Quote, word for word, every line starting at the line that contains "Enumerate this screenshot's" and ending with the last line of the records; include both of these lines and no others.

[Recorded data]
Segment Open

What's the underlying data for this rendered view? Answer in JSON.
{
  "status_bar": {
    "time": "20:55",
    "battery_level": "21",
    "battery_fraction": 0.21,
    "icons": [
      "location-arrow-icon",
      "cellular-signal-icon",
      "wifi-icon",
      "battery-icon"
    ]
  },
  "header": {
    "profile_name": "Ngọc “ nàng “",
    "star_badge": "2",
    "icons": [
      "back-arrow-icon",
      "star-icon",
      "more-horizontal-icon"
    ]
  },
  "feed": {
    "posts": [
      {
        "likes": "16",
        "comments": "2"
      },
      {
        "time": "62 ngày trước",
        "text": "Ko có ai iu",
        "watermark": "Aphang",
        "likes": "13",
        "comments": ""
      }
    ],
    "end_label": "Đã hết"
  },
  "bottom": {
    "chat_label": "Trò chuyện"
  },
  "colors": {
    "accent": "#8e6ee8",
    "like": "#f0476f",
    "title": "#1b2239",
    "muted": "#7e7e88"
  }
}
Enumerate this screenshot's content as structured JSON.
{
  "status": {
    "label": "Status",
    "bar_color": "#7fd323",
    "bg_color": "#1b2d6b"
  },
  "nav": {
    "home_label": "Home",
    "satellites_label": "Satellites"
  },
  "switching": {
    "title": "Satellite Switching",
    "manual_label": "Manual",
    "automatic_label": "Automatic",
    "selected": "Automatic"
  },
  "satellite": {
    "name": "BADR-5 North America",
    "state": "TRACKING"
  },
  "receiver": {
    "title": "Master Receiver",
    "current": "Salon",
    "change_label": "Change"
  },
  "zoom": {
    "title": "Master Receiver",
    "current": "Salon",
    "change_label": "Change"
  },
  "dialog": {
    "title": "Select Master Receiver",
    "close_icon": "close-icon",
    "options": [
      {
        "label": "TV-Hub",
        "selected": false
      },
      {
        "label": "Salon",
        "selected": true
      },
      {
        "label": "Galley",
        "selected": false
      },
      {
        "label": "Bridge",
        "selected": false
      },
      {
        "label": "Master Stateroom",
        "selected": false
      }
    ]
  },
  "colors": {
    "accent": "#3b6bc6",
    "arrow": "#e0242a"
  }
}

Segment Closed

Exercise output:
Enumerate this screenshot's content as structured JSON.
{
  "status": {
    "label": "Status",
    "bar_color": "#7fd323",
    "bg_color": "#1b2d6b"
  },
  "nav": {
    "home_label": "Home",
    "satellites_label": "Satellites"
  },
  "switching": {
    "title": "Satellite Switching",
    "manual_label": "Manual",
    "automatic_label": "Automatic",
    "selected": "Automatic"
  },
  "satellite": {
    "name": "BADR-5 North America",
    "state": "TRACKING"
  },
  "receiver": {
    "title": "Master Receiver",
    "current": "Salon",
    "change_label": "Change"
  },
  "zoom": {
    "title": "Master Receiver",
    "current": "Salon",
    "change_label": "Change"
  },
  "dialog": {
    "title": "Select Master Receiver",
    "close_icon": "close-icon",
    "options": [
      {
        "label": "TV-Hub",
        "selected": false
      },
      {
        "label": "Salon",
        "selected": true
      },
      {
        "label": "Galley",
        "selected": false
      },
      {
        "label": "Bridge",
        "selected": false
      },
      {
        "label": "Master Stateroom",
        "selected": false
      }
    ]
  },
  "colors": {
    "accent": "#3b6bc6",
    "arrow": "#e0242a"
  }
}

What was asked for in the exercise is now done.